Not as bad as feared

Storm creates problems; nothing major in county
Jan. 26, 2013 @ 04:10 PM

Sevier County appeared to handle the wrath of Khan fairly well, at least as of Friday afternoon.

The winter storm — named Khan by the Weather Channel presumably for reasons other than resemblance to a vengeful “Star Trek” villain played by Ricardo Montalban — had not wreaked as much havoc as feared in the county Friday, although it forced a multitude of closings.

Classes at Sevier County Schools were canceled in advance of the storm, and most government offices either didn’t open or closed early due to the weather. Even The Mountain Press closed its offices early due to the storm.

John Matthews, director of the Sevier County Emergency Management Agency, said there had been few incidents and no major issues reported to his office Friday afternoon.

“I have to credit our leaders,” he said. “I think that kept a lot of commuters off the roads and I think a lot of small business owners followed suit.”

Sevier County Electric Service reported only one isolated outage as of about 2 p.m. Friday. “It’s been really light,” Superintendent Rick Harrell said. “It looks like we dodged a bullet.”

That could change, as some additional precipitation was expected to fall and temperatures were expected to drop again overnight, meaning additional ice could cause more outages.

Emergency officials said they were urging drivers to stay in, especially if they had to traverse secondary roads. Whlie the main roads were treated in advance and were passable Friday afternoon, other roads throughout the county were slick and made for treacherous driving.

In at least one location, an ambulance slid into a ditch while trying to respond to a call. A wildlands truck eventually picked up the patient, and the ambulance driver later managed to extricate the vehicle.

Forecasters said the precipitation appeared set to taper off Friday afternoon into the evening, and temperatures could briefly rise above freezing. But National Weather Service meteorologist Andrew Pritchett said any meltdown would be temporary and the roads were likely to refreeze overnight, before temperatures rise to above 40 degrees on Saturday.

The icing was expected to be worse in Gatlinburg, because of its higher elevation, but Chief Randy Brackins said most city roads appeared passable in the afternoon.

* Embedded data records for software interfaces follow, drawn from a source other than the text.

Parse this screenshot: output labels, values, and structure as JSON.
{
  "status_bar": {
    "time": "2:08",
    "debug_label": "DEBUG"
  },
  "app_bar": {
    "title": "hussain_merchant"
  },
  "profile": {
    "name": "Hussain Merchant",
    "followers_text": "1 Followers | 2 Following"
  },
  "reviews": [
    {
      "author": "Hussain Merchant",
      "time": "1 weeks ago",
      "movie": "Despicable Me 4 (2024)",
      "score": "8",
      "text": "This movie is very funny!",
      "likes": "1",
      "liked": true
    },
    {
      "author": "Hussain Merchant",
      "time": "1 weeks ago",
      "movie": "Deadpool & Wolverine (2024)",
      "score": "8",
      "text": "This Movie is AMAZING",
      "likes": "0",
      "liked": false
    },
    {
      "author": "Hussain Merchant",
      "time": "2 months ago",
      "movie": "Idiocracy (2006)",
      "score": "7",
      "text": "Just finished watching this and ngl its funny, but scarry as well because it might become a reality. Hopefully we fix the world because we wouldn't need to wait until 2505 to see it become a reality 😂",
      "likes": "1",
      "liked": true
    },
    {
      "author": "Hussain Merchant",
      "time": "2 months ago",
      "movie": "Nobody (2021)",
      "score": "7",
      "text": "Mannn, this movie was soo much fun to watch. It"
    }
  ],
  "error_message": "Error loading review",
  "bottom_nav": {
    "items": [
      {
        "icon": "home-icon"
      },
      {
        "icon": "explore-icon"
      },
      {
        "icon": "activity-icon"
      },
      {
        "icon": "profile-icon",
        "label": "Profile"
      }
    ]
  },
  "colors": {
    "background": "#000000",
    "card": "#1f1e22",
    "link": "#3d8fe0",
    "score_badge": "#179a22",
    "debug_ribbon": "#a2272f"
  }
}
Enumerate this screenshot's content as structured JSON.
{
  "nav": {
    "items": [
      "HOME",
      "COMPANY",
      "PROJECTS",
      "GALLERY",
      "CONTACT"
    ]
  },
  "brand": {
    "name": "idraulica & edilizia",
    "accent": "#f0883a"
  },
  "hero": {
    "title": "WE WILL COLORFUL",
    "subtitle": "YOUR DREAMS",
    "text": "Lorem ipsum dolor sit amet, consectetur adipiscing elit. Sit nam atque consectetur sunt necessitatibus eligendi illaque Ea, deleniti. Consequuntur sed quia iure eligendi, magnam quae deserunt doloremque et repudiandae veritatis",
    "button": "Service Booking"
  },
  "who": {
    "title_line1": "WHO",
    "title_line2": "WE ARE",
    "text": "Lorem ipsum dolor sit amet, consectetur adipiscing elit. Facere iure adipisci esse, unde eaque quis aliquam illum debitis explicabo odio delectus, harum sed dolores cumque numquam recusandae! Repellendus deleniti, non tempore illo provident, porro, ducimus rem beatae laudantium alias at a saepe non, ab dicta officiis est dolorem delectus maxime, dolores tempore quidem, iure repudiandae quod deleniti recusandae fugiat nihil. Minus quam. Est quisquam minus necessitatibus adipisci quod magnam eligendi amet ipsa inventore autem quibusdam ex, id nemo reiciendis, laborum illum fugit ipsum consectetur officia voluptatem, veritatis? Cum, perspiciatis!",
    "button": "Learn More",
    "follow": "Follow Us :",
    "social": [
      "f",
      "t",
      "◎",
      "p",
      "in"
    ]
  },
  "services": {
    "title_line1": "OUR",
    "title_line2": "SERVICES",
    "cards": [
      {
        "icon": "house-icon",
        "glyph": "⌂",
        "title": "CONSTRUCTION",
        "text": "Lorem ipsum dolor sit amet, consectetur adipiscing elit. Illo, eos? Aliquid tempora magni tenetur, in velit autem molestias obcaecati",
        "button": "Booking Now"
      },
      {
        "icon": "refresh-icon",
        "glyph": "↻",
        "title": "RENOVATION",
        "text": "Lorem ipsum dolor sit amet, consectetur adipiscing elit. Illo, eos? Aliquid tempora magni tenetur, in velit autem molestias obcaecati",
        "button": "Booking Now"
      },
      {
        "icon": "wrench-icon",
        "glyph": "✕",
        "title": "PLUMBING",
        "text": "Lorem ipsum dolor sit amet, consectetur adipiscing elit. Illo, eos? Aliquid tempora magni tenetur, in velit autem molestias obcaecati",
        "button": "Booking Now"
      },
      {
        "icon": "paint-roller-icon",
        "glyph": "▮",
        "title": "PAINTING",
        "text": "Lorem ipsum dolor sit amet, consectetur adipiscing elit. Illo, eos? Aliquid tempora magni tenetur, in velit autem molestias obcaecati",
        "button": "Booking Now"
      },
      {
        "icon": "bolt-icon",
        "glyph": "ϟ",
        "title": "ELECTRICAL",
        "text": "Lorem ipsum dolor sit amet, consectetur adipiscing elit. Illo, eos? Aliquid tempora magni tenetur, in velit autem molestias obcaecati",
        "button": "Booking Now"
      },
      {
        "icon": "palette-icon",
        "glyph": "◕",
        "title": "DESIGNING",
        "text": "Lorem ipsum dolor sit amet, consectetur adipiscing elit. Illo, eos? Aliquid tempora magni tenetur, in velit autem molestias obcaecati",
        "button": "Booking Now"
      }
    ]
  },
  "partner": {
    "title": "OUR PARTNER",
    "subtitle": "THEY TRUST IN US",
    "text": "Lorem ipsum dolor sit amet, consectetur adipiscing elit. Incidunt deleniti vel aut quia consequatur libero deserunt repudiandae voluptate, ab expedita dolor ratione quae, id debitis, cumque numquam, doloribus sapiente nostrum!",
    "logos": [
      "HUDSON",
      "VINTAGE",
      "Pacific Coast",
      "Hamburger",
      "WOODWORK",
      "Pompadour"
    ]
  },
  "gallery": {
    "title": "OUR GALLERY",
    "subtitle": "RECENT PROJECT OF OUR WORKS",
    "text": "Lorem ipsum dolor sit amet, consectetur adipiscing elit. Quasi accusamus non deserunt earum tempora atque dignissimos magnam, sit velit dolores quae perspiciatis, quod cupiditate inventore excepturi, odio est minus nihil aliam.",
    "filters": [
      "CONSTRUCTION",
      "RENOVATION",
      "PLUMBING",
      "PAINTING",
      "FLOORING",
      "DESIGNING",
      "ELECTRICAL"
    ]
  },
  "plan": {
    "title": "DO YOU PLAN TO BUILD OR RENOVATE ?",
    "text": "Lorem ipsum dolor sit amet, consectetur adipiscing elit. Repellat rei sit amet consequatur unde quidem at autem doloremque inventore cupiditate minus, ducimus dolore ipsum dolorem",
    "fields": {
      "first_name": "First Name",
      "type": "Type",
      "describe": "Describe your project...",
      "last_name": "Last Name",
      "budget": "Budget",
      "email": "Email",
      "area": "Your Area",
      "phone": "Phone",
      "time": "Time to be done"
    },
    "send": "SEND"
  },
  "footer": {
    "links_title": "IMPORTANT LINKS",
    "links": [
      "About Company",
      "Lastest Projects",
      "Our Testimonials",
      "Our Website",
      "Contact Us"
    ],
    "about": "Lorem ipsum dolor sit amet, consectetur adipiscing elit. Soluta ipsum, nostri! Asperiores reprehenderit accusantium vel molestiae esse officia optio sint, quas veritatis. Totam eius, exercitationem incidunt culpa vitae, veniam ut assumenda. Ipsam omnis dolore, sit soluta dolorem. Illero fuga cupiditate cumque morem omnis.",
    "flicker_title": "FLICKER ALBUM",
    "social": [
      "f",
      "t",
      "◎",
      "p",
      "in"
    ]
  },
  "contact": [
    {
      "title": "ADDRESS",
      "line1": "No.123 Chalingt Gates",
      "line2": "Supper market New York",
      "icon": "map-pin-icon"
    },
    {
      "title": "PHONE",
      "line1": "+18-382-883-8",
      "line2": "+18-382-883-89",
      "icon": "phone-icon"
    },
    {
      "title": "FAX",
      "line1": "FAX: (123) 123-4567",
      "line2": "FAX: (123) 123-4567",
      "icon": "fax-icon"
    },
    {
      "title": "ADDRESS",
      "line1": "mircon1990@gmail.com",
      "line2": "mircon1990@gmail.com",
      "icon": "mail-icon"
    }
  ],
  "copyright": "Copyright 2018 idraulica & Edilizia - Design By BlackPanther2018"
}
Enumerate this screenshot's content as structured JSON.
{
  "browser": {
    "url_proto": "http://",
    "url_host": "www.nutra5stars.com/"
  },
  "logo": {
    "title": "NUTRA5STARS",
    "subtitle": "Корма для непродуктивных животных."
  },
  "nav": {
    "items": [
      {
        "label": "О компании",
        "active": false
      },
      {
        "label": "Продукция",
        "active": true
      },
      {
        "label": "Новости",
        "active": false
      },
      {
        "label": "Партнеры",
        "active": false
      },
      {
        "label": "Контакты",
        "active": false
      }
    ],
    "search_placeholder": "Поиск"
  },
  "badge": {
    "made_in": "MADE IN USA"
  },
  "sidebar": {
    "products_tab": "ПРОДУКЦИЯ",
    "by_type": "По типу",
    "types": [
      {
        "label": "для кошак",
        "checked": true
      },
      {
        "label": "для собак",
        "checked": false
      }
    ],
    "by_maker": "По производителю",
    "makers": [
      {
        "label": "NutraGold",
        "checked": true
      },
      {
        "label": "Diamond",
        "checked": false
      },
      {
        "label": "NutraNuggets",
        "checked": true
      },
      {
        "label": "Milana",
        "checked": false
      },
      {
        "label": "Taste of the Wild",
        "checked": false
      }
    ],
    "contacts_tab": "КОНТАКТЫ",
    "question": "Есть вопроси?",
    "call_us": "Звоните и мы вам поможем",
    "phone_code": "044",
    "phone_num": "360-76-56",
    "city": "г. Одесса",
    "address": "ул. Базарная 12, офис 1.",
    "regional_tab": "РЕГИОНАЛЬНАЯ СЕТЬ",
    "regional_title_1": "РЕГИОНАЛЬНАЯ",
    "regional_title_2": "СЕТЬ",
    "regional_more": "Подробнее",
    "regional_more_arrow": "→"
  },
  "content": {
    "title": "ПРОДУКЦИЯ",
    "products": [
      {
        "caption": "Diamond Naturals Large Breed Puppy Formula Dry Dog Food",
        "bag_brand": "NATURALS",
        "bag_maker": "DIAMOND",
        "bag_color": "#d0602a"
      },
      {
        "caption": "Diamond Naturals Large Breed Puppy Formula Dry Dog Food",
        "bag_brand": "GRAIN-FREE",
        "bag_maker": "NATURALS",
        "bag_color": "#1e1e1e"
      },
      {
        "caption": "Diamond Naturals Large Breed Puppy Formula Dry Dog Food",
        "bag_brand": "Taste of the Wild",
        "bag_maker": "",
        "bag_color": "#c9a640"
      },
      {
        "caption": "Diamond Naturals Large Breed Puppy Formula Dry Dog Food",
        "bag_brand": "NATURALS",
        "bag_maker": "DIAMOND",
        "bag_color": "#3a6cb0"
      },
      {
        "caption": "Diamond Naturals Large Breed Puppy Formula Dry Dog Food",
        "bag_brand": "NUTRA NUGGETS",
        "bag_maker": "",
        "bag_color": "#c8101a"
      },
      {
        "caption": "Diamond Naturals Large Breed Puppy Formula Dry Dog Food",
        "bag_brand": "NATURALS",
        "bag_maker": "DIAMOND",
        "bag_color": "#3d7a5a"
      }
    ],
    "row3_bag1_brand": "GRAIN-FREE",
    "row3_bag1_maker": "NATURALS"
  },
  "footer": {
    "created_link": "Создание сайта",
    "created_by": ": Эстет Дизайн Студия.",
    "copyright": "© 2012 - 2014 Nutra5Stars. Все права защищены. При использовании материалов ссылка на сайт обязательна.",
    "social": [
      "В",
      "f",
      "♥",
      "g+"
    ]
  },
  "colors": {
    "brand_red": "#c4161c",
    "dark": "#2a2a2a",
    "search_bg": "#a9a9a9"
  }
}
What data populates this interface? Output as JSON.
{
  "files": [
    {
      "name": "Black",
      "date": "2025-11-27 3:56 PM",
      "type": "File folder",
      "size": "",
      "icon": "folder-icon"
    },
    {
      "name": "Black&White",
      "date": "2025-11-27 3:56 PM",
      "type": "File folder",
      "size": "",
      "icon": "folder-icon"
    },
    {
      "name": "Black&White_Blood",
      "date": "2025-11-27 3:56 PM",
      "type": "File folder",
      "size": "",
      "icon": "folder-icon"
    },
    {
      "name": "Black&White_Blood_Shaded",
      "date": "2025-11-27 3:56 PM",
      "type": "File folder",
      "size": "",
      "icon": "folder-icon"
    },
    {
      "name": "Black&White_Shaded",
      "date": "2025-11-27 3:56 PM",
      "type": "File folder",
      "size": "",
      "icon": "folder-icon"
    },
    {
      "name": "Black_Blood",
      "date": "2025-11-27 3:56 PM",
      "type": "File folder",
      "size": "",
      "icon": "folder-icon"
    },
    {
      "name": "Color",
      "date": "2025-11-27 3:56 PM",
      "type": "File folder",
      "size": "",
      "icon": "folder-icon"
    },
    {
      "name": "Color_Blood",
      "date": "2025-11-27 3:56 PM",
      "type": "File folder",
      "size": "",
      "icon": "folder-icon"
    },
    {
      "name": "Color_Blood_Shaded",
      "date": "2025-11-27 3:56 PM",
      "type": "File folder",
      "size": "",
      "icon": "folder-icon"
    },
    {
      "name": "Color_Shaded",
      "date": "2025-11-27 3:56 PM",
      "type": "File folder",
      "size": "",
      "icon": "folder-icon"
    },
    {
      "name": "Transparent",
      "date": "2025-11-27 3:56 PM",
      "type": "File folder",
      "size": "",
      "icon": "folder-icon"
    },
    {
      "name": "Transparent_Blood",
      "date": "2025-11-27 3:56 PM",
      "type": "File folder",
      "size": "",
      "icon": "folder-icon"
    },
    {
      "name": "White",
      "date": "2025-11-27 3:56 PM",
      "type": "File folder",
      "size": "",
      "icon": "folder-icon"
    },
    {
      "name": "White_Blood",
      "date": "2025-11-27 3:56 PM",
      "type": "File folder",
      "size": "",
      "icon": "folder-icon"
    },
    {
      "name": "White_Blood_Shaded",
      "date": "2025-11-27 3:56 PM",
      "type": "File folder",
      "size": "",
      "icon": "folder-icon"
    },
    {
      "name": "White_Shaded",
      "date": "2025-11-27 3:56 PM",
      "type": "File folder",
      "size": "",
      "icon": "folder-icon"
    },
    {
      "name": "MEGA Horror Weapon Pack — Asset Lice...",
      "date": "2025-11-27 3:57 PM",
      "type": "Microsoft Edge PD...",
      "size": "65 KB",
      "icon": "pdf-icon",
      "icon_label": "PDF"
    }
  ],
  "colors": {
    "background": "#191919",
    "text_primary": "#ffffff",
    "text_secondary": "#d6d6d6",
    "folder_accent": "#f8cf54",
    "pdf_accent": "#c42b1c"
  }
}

Throughout the county, dispatchers and law enforcement officials said there were scattered wrecks but no major accidents and no particular areas that were harder hit than others.

But because some roads had remained slick throughout the day, and some areas were expected to refreeze overnight, they urged people to stay inside and off the roads until temperatures rise above freezing and more of the ice melts.